Larry said...

If coercion of labor is required to live in organized communities, is coerced labor a necessary evil or would you classify it as something else?

Maybe a sales tax is actually voluntary, since you only pay it when you choose to buy something? For instance, you could grow your own food rather than purchase it. There might be similar voluntary ideas for the others on your list as well.

Alexander R Pruss said...

I don't see the coercion as an evil at all. We all have a moral duty to work for the community, since we are political animals, and there need be nothing wrong with the community compelling us to do our duty. Nor with the community making a reasonable determination of who should work in what way.

As for the sales tax, to grow my own food, I'd need land, and if I had land, I'd have to pay property tax on it.

Larry said...

Maybe I'm not grasping something (very possible!), but why would I have a moral duty to work for the community? Isn't a community just a collection of individuals? And if those individuals can determine that I work for them against my will, how is that any different than slavery?

Certainly, I personally prefer to be part of a community and I enjoy being part of it and am glad others also want to join in that effort, but I'm not sure how it's morally obligatory.....thanks for helping me through this.

Alexander R Pruss said...

Well, we owe love to other people, and if we love them, then we'll want to be united with them in some way, and that's some sort of community.

Maybe you're getting hung up on the words "morally obligatory". I think something is morally obligatory if and only if you have a decisive reason to do it. And of course we have decisive reasons to care for others--the very same decisive reasons that we have to care for ourselves apply in the case of others, as Nagel points out in The Possibility of Altruism.

Larry said...

I'm not sure that conscripting others to perform duties they do not want to perform for my benefit is loving. If I was to act altruistically, I would need to volunteer for military service rather than coerce someone else.

BTW - I'm enjoying your chapter in the Blackwell Companion to Natural Theology on the Leibnizian Cosmological Argument! I received that book for Christmas.

Alexander R Pruss said...

It is good for one to do one's duty and bad for one to have neglected to do one's duty. Thus far, it is good to be coerced to do one's duty. Of course, there may be other reasons why a particular instance of coercion isn't good.

Larry said...

But by that reasoning, couldn't a slave owner then assign the term duty to a slave's requirements and it would be considered good?

Alexander R Pruss said...

Sure, he could assign the *term* "duty" to it.

'"Father," said one of the rising generation to his paternal progenitor, "if I should call this cow's tail a leg, how many legs would she have?" "Why five, to be sure." "Why, no, father; would *calling* it a leg *make* it one?" (Stears)
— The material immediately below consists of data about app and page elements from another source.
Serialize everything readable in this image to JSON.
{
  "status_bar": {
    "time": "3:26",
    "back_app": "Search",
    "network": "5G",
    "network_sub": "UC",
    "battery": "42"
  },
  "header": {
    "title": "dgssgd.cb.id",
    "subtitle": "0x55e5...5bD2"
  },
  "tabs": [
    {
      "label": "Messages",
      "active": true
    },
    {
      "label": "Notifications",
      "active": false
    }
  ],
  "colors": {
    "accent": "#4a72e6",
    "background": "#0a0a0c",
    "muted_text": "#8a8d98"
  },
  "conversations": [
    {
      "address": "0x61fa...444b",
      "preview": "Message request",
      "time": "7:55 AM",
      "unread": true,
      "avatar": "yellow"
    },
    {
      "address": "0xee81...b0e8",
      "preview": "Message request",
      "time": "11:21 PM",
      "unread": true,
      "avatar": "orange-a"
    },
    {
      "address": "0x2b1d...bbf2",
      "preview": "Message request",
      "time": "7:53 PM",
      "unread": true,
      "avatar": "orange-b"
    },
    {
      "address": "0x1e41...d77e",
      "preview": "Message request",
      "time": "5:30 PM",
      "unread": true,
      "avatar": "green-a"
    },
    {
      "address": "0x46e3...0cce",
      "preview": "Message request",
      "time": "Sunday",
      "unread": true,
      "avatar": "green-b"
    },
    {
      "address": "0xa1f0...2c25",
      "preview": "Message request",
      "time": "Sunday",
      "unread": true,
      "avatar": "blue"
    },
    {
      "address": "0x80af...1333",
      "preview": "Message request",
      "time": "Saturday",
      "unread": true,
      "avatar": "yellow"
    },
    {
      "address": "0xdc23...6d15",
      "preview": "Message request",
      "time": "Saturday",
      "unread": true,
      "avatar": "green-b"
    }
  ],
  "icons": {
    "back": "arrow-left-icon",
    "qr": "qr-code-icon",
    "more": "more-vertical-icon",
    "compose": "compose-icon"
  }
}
Larry said...

I think is where I'm stuck. If a collection of individuals gets to determine what my duty is, there seems to be no objective point between zero coercion and slavery. Any arbitrary reason (physical fitness, intelligence, wealth or lack thereof, etc) could be used to justify coercion and then call it duty - but it wouldn't make it *duty* any more than calling a cow's tail a leg makes it a leg.

Alexander R Pruss said...

Well, there is a difference between a collection of individuals and a community. A community is a collection of individuals ordered to a common good. And while one has a duty to contribute to that common good, and to do so in ways that coordinate well with the contributions of others, which calls for some form of authority to ensure that coordination, not every ordinance of the community yields a duty. The ordinance must be ordered to the common good, at least minimally reasonable, not unfair, not immoral to obey, etc.

One might worry that the draft is not even minimally reasonable because it is too onerous a requirement. However, in the case I sketched, where the risk to life is not enormous but the stakes are great, I don't think the requirement is too onerous.

I suspect that if the draft as I describe were combined with a relief from all taxation for the rest of one's life, many people would go for it. If so, then the requirement is not enormously more onerous than being taxed.